The Chicago Teachers Union has voted to authorize a strike.
The union announced Monday that 90.6 percent of its membership voted and 95.6 percent approved a strike, clearing the 75 percent approval threshold laid out in a state education law.
CTU's "governing body will meet in a special session on Wednesday, September 28 to determine the next steps, including whether to issue a 10-day strike notice to the Chicago Board of Education," the union said in a statement.
"If that happens, the first possible date for a teachers' strike would be October 11. This would be the third work stoppage by the city's public school educators since Mayor Rahm Emanuel took office in 2011."
The union is still in negotiations with the Chicago Public Schools over a new labor contract.
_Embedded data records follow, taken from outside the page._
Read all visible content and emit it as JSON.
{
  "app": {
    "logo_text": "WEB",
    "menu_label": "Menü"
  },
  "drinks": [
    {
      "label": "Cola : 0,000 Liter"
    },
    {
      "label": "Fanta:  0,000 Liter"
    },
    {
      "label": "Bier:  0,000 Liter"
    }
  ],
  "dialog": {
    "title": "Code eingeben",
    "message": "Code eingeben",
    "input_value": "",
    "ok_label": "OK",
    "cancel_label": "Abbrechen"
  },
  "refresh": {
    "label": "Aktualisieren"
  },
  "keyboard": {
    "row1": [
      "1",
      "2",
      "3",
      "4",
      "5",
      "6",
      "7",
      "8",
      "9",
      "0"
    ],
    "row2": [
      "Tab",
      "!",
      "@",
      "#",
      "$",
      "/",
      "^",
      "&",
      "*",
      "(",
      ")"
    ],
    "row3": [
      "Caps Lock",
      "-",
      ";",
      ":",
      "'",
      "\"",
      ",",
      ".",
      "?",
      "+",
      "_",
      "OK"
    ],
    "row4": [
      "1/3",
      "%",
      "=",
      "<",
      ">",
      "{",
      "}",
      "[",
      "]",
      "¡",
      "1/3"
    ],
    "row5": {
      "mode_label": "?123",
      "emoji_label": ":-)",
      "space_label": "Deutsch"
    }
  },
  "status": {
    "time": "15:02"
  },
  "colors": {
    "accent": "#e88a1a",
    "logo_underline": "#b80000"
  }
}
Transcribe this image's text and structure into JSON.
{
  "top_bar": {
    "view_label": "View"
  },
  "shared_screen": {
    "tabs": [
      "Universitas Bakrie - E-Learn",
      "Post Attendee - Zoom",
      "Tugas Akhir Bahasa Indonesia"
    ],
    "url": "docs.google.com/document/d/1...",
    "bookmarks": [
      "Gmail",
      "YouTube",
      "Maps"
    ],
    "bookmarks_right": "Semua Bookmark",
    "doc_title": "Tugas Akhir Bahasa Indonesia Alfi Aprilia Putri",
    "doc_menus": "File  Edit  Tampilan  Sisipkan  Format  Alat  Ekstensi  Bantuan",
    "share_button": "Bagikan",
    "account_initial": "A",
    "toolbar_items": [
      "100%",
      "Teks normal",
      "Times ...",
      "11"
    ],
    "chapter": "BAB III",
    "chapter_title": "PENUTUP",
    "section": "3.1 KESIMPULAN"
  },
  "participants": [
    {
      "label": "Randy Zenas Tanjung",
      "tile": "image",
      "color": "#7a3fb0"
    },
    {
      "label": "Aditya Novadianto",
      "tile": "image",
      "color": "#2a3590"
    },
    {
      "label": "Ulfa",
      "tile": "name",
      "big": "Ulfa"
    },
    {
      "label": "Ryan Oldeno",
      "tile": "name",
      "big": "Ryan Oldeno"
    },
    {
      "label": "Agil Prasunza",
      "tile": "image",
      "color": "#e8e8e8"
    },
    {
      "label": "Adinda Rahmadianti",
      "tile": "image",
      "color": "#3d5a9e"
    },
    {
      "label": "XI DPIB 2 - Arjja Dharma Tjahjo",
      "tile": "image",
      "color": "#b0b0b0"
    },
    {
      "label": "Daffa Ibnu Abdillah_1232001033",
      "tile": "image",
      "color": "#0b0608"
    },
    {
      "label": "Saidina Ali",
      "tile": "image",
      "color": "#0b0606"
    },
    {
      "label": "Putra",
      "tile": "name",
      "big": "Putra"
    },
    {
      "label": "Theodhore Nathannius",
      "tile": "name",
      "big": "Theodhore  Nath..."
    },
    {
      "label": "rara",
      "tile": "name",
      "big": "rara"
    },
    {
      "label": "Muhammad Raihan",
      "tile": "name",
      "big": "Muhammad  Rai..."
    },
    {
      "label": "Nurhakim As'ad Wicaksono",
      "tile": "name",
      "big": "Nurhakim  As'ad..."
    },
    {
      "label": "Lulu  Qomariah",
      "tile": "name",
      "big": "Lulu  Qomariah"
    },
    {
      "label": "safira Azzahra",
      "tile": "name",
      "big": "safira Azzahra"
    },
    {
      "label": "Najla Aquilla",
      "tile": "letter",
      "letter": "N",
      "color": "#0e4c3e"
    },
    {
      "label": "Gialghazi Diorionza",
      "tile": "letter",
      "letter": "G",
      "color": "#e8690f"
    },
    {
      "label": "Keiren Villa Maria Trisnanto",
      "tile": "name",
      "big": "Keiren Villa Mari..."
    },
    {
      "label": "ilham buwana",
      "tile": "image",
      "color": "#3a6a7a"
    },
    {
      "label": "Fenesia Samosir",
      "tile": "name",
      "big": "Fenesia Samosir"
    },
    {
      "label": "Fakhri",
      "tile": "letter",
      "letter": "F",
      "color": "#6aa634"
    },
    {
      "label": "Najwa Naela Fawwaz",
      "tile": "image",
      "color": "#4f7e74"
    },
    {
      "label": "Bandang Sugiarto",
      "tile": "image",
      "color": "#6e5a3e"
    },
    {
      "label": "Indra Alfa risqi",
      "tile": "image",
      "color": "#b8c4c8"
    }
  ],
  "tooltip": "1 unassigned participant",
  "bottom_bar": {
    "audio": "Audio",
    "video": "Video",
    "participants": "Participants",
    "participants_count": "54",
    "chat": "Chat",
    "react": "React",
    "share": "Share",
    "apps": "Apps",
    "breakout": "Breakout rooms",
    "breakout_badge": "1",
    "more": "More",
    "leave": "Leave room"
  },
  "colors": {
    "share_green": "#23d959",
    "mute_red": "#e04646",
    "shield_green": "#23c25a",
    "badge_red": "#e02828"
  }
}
CTU's contract with the school district expired in June 2015.
Benefits and pensions are among the sticking points in negotiations.
CPS has responded to CTU's strike authorization vote.
"A strike can be averted, and CPS will work tirelessly to make sure children's education and progress is not interrupted," the district said in a statement. "CPS teachers have helped propel Chicago students' remarkable academic gains - so even in a difficult financial environment, CPS is offering teachers a raise that was already supported by both the CTU leadership and an independent third party arbitrator."